# [Exercise directions]
Comb through the entries for "JSON" and pull out each line that holds it.

# [Records provided]
——
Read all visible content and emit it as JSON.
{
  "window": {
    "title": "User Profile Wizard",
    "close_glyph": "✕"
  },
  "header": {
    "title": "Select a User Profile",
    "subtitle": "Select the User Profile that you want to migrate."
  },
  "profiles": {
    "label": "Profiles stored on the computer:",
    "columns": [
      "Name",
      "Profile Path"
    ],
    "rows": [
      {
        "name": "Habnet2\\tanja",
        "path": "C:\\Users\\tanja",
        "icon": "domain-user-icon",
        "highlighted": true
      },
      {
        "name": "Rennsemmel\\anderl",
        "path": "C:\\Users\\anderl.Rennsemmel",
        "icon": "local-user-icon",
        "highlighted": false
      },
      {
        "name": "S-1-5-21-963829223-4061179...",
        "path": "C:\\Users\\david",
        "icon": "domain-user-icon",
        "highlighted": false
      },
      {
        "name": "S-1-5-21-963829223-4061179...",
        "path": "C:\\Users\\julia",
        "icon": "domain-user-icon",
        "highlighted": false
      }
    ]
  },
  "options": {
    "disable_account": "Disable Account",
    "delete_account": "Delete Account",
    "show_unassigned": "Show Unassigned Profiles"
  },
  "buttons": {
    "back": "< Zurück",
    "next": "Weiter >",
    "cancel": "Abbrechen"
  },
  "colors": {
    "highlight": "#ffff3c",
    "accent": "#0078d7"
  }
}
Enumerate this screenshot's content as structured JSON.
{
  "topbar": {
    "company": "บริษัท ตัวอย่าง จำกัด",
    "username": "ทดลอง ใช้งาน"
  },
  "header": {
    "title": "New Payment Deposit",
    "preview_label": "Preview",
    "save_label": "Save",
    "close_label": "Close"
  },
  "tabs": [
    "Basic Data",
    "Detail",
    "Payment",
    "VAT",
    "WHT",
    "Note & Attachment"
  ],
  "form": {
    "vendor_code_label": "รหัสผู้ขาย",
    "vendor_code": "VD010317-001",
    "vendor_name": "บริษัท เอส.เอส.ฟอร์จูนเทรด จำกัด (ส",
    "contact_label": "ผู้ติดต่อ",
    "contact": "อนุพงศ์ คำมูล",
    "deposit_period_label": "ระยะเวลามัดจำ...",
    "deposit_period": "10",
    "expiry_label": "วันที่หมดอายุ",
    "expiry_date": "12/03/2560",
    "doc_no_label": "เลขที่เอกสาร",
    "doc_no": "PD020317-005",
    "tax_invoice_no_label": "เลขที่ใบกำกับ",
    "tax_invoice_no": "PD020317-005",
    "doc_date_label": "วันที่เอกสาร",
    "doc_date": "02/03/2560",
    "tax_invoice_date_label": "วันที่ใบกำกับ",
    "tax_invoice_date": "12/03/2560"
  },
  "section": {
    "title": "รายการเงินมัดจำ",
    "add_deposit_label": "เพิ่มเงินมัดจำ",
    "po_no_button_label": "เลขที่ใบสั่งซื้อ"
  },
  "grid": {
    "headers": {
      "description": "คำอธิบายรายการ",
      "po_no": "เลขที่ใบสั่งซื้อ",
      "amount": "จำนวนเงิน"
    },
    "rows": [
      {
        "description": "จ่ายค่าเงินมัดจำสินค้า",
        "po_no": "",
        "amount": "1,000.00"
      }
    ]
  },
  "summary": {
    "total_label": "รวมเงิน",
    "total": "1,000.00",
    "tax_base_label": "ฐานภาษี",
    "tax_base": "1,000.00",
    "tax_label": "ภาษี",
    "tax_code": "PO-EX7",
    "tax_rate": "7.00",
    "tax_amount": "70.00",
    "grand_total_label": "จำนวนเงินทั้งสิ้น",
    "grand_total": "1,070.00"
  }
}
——
# [Reply to the exercise]
Read all visible content and emit it as JSON.
Enumerate this screenshot's content as structured JSON.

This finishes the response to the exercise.